(Component data from apps and pages)

▽

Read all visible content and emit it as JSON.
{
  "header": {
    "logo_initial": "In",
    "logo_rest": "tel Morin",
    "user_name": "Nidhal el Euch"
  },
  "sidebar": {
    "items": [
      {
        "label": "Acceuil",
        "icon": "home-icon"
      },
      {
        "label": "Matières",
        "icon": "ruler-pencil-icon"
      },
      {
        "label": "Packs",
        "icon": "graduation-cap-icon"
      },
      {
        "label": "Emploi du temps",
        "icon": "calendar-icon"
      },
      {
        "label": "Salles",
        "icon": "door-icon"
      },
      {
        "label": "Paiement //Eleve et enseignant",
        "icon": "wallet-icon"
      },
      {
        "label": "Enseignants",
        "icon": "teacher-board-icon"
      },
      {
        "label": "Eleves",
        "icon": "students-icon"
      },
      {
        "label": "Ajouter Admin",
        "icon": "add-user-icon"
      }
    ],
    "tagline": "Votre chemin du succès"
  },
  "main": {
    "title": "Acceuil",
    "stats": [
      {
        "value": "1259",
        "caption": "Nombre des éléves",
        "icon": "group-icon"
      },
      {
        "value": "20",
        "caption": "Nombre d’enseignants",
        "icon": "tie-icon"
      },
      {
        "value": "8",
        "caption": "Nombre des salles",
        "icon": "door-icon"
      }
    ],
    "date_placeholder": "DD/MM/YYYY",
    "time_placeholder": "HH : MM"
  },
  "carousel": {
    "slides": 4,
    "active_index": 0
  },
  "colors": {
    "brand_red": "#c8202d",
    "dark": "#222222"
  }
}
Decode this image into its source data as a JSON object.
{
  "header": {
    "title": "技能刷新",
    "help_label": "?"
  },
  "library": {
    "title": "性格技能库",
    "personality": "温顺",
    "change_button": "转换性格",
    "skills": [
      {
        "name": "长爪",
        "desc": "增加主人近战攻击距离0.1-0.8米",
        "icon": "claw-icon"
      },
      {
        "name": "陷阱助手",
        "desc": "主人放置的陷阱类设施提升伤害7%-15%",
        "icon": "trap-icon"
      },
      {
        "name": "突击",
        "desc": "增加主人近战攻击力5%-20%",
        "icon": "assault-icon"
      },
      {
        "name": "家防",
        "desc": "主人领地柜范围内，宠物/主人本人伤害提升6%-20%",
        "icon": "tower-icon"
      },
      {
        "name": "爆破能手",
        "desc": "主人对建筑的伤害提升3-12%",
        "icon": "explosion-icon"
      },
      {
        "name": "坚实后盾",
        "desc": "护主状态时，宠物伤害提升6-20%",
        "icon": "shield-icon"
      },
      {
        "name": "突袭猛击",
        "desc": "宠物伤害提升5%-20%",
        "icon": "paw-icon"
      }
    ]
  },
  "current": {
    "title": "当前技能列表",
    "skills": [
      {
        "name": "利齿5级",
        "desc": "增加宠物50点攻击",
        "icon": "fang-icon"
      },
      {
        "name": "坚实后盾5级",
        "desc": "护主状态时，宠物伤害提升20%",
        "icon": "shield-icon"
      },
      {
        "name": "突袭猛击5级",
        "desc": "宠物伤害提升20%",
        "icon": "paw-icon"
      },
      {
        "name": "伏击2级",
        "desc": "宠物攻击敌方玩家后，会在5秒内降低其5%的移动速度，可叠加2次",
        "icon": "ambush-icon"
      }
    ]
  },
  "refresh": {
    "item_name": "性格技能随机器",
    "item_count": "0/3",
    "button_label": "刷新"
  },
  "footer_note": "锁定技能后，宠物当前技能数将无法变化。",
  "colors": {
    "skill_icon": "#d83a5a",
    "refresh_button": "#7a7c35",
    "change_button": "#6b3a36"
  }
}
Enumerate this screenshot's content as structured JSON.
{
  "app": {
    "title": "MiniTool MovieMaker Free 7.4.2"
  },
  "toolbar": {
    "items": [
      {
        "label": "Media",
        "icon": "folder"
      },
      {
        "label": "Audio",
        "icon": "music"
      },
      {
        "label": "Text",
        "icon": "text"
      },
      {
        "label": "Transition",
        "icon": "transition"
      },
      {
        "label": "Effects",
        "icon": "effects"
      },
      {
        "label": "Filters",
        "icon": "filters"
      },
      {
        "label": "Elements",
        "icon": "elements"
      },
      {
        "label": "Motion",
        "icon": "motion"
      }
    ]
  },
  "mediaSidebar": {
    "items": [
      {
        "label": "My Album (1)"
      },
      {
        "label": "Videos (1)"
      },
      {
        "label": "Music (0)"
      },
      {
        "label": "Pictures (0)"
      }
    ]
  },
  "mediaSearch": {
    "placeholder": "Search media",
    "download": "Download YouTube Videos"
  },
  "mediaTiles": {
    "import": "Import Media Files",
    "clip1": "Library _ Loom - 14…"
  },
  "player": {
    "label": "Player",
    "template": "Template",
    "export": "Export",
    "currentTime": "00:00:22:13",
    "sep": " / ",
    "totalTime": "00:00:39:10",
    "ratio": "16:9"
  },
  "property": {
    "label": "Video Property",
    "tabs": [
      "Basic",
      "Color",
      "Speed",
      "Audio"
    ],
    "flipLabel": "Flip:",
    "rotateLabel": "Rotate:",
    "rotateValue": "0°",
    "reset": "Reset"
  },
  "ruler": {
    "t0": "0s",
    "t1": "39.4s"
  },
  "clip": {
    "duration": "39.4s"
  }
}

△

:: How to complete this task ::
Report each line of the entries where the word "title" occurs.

:: Reply to the task ::
    "title": "Acceuil",
    "title": "技能刷新",
    "title": "性格技能库",
    "title": "当前技能列表",
    "title": "MiniTool MovieMaker Free 7.4.2"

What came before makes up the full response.